RADIO/ MINIMUM CHIPS/ SHURIKEN
The Capitol Saturday October 31 (1998)
review by Matt Thrower
Rave Magazine 18-11-1998
This was a night for people who like their guitars giddy. Gaslight Radio
are one of those bands who can rock if they need to, but also provide
audiences with a more mysterious element to their music, which was shared
by their two support acts.
Shuriken make the sort of teeth rattling guitar pop favoured by My Bloody
Valentine and early Ride, using a frequently instrumental approach. When
a vocal comes in it's distant, covered by crashing waves of echoing electric
guitar and grinding rhythm. Tonight, the motionless and silhouetted
band members churned out some deafening but always attention grabbing
sounds for a well mannered relaxed Capitol crowd.
Then it was Minimum Chips' turn to keep us hypnotised. With some assistance
from a couple of New Romanticesque robotic dancers, this was the Minimum

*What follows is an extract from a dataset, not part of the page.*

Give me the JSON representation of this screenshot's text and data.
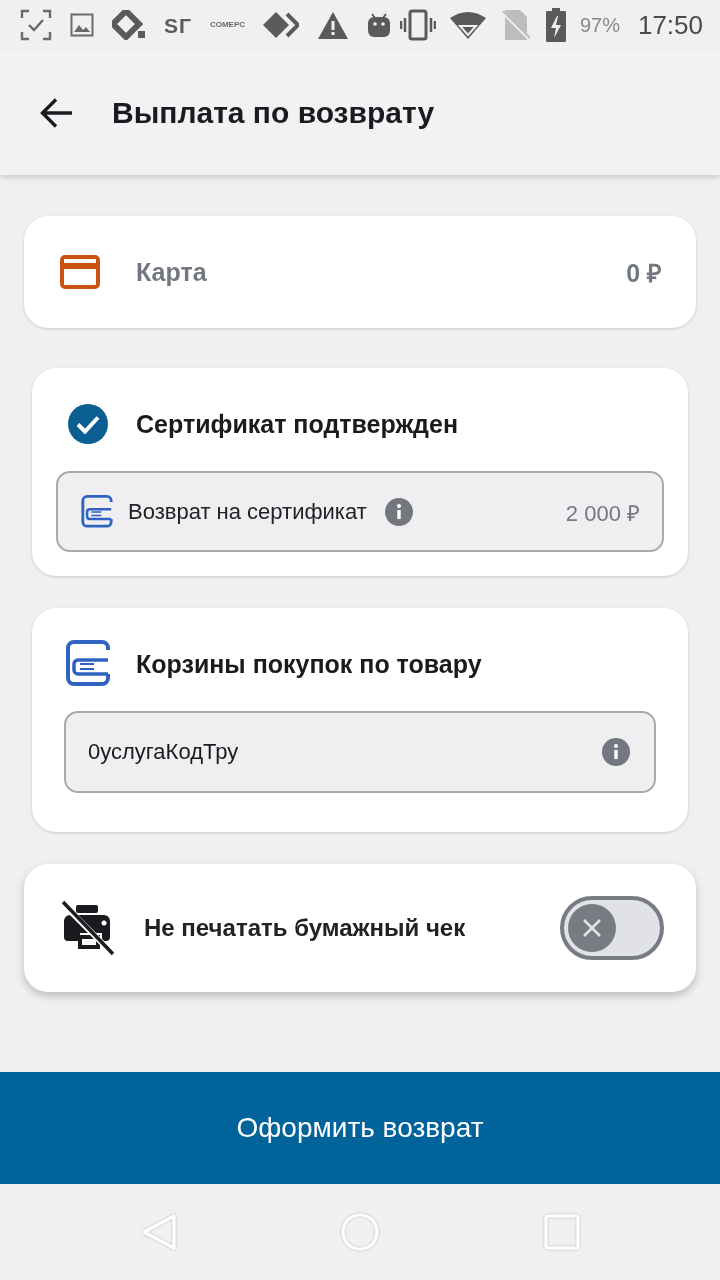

Chips sound I like to hear, as opposed to their more peculiar work supporting
Tortoise earlier in the week. A mantra-like effect was conjured by simple
guitar and keyboard melodies. The vocals melded well with the heady surrounds
and the overall atmosphere was warm and inviting.
By the time Gaslight Radio came to the stage, a healthy little crowd had
gathered to see the former Gold Coast residents play one of their irregular
Brisbane shows. In the live situation, Gaslight Radio's sound was more
muscular than on their tranquil new album, Hitch on the Leaves, largely
due to a particularly punchy rhythm section. The combination of old and
new songs sounded unified while also illustrating the subtle progression
in the band's music.
This is a band that get get pumped and enthusiastic when they think they've
played a song well, but appear very cross when they don't. To my ears
this was a fantastic set, but the Cooke brothers looked pissed off when
they didn't think a particular number cut the mustard. These shifts in
moods made their on-stage personas unpredictable, but also gave you the
freeling that these boys were pushing themselves to play as well as possible.
It appeared to work for them, because this was tasteful, atmospheric rock,
rich in hooks, covered with echoey cvocals and euphoric guitars.
Many Gaslight Radio songs have slow tempos, but every song at this show
had an emotional quality and a non-nostalgic sense of excitement that
took cues from The Birds, The Jesus and Mary Chain, The Velvet Underground
and everywhere inbetween.